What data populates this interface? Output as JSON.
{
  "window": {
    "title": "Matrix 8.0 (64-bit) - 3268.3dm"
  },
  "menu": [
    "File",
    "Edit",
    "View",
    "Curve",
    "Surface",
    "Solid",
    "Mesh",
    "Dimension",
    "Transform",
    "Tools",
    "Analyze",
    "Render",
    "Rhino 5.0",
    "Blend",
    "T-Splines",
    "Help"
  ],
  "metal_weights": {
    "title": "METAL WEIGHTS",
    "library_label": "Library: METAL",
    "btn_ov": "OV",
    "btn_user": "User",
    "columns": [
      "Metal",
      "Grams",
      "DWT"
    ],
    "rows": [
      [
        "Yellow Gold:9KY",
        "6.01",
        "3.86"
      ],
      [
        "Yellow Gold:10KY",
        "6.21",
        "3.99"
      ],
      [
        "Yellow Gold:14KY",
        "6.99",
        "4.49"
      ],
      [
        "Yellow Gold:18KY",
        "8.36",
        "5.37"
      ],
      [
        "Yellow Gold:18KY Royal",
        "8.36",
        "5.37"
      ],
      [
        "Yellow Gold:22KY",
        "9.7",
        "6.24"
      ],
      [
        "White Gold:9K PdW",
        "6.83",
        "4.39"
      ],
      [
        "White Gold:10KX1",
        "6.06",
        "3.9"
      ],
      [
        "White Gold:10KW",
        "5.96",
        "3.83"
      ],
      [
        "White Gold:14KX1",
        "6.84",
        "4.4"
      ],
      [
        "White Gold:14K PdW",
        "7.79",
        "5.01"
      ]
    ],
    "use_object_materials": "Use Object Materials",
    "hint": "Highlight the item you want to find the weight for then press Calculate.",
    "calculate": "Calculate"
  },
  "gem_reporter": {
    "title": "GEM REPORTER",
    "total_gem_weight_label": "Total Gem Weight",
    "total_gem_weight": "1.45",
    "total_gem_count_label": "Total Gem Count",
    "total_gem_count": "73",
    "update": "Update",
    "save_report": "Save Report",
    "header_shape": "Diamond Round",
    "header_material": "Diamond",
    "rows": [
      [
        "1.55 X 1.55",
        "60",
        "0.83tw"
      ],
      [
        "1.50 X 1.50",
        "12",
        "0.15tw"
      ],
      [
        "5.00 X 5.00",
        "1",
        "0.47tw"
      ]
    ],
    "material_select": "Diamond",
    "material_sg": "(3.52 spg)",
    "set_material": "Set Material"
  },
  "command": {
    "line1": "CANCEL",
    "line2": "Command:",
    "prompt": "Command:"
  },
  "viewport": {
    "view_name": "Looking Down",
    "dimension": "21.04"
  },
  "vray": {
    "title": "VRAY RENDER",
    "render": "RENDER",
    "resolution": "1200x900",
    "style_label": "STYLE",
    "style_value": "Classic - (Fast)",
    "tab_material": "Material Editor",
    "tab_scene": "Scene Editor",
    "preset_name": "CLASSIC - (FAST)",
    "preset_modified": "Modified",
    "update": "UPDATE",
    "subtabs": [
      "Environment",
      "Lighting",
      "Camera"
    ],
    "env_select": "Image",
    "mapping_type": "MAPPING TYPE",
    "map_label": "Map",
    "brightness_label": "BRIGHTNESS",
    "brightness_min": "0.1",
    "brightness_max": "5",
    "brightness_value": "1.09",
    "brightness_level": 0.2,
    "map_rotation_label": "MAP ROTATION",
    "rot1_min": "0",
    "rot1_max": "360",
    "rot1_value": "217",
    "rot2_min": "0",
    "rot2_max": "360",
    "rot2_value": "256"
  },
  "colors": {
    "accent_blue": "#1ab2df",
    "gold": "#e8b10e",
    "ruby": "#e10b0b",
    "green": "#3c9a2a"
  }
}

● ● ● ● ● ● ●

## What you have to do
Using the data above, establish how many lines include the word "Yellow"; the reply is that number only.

## Finished exercise
6